Any one of the above examples is OK. Each version is played differently and sounds different.... but they are all OK!

Next is a melody in the right hand and the chord played in close voicing in the left hand.

Here is that same melody with the chord in open voicing. The chord is spread between the left hand and the thumb of the right hand.

Piano chord voicing follows some basic guidelines when playing from a lead sheet or fake book:

  • the melody note is usually on top
  • avoid doubling the 3rd, especially if the 3rd is the bass note
  • the intervals between the inner voices shouldn't be more than an octave
  • the inner voices move smoothly from note to note

(Go here for a 2 note voicing of a 12 bar blues)

Turnaround Voicings (key of F)

When we looked at "Georgia On My Mind" on the turnaround page, remember the turnaround in measures 7 & 8? That chord progression was

Am7-Ab7-Gm7-C7#5 (iii7-bIII7-ii7-V7#5.)

Using some substitute chords and different voicings, here are five different versions of that same turnaround.
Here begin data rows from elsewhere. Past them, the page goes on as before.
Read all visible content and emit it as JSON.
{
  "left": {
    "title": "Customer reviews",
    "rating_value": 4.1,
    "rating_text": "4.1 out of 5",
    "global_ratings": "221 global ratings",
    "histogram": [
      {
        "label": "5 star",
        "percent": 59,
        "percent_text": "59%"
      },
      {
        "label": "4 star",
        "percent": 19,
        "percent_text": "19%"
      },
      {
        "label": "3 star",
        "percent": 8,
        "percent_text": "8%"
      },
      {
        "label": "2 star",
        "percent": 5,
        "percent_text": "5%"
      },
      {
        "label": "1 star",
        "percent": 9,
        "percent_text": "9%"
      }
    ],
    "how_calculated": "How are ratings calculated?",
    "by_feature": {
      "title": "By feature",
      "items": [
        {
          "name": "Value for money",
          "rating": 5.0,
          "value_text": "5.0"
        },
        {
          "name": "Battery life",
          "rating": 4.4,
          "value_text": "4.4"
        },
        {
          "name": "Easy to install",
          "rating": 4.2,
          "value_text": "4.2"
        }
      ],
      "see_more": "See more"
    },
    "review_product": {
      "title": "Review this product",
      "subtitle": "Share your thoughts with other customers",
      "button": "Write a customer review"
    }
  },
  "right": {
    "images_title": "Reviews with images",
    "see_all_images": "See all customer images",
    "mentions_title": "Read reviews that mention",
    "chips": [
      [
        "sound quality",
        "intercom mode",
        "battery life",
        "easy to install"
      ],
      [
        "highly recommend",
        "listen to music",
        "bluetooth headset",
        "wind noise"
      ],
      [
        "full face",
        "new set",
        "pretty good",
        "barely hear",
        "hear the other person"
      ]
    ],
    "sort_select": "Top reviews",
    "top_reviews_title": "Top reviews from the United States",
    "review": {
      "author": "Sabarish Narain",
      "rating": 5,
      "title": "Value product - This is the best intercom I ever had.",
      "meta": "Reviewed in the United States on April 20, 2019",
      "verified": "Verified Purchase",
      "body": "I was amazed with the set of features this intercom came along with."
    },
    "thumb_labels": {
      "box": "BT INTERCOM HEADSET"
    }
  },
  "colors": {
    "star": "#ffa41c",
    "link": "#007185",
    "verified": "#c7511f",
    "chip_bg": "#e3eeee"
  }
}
The first is:

Fmaj7-Dm7-Gm7-C7#5 (Imaj7-vi7-ii7-V7#5)

Fmaj7-F#dim-Gm7-C7#5 (Imaj7-#iidim-ii7-V7#5)

Fmaj7-Am7-Bbmaj7-C7#5(b9) (Imaj7-iii7-IVmaj7-V7#5(b9))

Fmaj7-Am7-Bbmaj7-C7#5(b9) (Imaj7-iii7-IVmaj7-V7#5(b9))

This is the same progression, but notice how the piano chord voicing is different.

Am7-Ab13-Gm7-Gb9(b9) (iii7-bIII(13)-ii7-bII(9))

Sheet Music Plus Jazz Music

New! Comments

Please leave me a comment in the box below.


Hi and Welcome!

Fill out the form below to sign up for the free periodic 
Player's Guide Newsletter! 
Get tips and ideas about substitute chords, chord progressions and harmonic movement.

What's this???

Ear Training

Piano Music

Piano Adventures

Piano Accessaries

The Complete book of:

Scales, Chords,

Arpeggios & Cadences

Harmony and Theory: 

by Carl Schroeder and Keith Wyatt 

Sheet Music Plus Guitar Tabs
Sheet Music Plus Band Music